§ **Your goal**
Show all lines from the records below in which the string "selected" is present.

§ **Data about app and page elements**

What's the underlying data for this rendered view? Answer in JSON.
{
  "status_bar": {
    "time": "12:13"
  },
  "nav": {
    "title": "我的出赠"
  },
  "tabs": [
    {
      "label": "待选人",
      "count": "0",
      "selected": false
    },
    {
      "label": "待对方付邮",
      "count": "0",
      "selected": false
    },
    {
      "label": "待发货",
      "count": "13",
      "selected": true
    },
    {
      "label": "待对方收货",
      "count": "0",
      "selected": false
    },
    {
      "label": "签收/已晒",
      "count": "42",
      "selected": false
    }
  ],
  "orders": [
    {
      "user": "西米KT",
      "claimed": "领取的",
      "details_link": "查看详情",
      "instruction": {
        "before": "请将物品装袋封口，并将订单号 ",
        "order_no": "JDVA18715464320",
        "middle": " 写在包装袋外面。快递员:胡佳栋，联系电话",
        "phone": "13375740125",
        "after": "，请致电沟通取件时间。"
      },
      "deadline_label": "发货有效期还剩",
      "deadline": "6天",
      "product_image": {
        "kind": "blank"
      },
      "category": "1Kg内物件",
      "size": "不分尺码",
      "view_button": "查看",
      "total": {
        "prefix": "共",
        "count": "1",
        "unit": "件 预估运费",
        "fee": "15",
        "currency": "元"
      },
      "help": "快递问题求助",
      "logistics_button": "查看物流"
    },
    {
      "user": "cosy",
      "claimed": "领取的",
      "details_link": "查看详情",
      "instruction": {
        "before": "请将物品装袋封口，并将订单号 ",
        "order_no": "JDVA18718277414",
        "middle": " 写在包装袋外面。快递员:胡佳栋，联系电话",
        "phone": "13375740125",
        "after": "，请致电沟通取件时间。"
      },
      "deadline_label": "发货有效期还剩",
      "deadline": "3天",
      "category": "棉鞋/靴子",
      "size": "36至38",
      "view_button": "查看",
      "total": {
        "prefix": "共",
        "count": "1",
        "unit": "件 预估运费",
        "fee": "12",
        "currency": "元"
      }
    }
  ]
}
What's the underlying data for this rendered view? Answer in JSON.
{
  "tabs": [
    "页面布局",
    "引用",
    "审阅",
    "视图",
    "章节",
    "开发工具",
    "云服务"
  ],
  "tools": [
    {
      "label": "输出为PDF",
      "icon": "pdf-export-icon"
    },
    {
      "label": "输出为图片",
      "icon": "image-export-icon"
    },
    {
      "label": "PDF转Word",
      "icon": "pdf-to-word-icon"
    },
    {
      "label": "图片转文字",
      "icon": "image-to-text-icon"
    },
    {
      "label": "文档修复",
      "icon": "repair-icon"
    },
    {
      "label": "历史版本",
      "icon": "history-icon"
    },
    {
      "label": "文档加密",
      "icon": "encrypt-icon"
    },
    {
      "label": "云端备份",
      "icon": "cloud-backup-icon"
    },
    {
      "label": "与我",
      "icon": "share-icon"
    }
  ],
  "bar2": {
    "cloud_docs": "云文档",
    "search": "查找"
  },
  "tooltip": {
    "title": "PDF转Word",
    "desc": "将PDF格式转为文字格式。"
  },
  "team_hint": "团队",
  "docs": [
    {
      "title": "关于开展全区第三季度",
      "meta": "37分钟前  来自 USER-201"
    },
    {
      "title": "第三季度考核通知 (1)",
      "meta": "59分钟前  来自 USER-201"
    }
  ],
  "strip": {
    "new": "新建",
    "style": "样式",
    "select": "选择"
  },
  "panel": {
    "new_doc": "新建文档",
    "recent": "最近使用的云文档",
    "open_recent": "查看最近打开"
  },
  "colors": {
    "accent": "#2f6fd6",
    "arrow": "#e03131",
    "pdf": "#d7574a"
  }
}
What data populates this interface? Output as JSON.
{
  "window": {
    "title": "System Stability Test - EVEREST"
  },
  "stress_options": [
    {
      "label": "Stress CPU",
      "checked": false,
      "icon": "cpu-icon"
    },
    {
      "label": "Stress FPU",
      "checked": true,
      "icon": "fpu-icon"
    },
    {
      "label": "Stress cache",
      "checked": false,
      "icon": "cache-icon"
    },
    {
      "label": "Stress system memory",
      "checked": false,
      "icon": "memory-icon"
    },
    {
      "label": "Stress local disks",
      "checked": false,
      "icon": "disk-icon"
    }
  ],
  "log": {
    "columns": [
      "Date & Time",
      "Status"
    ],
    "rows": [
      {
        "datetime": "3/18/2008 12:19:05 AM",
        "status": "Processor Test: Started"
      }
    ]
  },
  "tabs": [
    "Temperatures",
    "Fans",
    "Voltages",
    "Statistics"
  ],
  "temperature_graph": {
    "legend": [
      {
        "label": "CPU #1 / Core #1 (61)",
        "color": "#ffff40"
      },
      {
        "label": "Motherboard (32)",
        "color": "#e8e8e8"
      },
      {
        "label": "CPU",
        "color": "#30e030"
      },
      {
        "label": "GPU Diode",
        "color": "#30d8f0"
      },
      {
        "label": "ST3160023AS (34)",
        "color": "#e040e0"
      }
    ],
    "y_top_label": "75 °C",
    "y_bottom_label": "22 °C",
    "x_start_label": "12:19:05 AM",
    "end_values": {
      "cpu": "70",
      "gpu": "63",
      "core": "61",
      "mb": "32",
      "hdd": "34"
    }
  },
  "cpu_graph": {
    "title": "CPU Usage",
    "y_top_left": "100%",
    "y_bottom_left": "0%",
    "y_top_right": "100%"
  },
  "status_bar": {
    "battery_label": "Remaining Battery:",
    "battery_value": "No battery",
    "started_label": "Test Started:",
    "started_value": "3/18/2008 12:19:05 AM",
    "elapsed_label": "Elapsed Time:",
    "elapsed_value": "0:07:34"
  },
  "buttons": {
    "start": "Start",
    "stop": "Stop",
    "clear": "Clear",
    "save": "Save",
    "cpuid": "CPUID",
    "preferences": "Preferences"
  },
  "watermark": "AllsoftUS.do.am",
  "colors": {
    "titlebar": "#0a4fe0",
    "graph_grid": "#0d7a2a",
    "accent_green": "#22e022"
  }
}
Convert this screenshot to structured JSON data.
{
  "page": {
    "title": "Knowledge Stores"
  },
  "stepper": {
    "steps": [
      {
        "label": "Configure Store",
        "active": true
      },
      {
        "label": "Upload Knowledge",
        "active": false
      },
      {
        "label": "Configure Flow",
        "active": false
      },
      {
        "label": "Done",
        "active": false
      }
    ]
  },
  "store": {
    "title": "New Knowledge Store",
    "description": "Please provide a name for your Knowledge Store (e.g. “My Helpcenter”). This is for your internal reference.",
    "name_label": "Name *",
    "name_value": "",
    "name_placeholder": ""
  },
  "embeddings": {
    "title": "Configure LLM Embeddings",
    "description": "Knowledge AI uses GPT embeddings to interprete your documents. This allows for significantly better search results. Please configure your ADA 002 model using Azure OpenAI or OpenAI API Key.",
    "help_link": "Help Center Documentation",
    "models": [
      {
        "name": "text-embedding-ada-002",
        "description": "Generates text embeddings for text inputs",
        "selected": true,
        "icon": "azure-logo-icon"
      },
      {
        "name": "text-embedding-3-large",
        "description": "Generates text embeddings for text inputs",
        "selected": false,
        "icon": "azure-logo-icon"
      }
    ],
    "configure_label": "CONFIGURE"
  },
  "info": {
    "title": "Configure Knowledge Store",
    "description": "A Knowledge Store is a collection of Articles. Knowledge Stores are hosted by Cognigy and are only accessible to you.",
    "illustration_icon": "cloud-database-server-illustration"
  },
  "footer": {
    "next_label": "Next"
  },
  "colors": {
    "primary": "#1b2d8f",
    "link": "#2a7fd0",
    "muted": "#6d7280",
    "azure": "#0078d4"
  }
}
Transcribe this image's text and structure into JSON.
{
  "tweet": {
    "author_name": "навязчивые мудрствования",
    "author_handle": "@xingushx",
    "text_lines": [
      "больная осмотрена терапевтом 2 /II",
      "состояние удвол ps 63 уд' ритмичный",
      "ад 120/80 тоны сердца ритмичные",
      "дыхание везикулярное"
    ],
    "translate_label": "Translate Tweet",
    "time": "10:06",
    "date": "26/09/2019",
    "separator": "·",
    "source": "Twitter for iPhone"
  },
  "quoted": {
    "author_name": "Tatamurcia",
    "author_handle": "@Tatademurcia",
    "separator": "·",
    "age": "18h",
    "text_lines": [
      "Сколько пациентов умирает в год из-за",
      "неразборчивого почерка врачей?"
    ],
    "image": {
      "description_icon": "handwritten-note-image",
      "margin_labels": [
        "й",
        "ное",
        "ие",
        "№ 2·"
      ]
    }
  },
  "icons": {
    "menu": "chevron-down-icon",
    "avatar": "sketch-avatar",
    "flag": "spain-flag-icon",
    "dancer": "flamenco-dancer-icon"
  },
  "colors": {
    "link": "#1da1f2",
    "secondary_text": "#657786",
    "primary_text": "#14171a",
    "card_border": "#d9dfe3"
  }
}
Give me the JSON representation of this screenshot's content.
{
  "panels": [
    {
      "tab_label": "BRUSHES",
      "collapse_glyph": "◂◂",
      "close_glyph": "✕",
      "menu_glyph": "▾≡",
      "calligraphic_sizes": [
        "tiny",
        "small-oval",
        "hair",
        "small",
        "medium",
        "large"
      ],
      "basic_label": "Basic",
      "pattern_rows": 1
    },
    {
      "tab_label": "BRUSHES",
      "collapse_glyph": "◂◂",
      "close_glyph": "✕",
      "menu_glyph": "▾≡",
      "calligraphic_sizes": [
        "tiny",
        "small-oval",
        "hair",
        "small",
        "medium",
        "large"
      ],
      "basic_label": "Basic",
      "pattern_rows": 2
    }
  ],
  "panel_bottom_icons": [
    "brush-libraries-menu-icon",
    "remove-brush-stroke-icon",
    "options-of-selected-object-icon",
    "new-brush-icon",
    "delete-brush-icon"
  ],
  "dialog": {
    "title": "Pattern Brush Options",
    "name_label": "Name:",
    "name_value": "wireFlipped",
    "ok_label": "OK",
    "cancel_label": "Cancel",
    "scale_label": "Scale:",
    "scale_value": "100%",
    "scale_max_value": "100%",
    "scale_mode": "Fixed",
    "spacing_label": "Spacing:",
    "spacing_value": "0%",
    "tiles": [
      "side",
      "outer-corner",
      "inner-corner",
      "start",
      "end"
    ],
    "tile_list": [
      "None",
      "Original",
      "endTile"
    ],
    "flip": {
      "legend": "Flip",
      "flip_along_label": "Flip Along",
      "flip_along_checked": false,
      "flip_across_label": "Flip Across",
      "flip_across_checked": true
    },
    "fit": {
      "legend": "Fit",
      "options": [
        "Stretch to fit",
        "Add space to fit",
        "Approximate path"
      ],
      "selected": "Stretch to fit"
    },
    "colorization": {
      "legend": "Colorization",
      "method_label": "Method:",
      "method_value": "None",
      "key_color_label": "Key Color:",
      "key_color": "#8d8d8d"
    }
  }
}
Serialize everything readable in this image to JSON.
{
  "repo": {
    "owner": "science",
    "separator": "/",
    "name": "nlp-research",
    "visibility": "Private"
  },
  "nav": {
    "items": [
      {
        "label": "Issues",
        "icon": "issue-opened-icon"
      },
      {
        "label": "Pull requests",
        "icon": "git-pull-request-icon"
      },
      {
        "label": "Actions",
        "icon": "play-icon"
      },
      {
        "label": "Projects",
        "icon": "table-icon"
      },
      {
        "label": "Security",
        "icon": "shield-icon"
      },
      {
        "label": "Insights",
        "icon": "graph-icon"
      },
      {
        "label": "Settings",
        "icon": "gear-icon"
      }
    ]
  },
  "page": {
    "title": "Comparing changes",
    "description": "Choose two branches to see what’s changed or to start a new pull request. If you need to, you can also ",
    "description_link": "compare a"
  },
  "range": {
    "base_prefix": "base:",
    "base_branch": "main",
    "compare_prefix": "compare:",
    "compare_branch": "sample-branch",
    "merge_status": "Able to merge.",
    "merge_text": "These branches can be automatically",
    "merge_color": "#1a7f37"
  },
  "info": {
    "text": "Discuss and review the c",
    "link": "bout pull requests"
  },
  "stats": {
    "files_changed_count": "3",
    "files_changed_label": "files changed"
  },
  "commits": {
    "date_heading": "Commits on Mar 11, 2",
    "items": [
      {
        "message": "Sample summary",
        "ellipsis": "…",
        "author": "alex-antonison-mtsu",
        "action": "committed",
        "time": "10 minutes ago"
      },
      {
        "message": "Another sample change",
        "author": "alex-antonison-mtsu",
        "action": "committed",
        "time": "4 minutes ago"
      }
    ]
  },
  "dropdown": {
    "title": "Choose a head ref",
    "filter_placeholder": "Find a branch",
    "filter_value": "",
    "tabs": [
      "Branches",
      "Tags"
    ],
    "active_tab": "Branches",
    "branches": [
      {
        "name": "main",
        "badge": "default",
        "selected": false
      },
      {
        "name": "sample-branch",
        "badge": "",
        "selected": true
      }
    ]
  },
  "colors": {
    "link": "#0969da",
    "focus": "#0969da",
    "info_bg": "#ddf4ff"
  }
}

§ **Output of the exercise**
      "selected": false
      "selected": false
      "selected": true
      "selected": false
      "selected": false
        "selected": true,
        "selected": false,
    "options-of-selected-object-icon",
      "selected": "Stretch to fit"
        "selected": false
        "selected": true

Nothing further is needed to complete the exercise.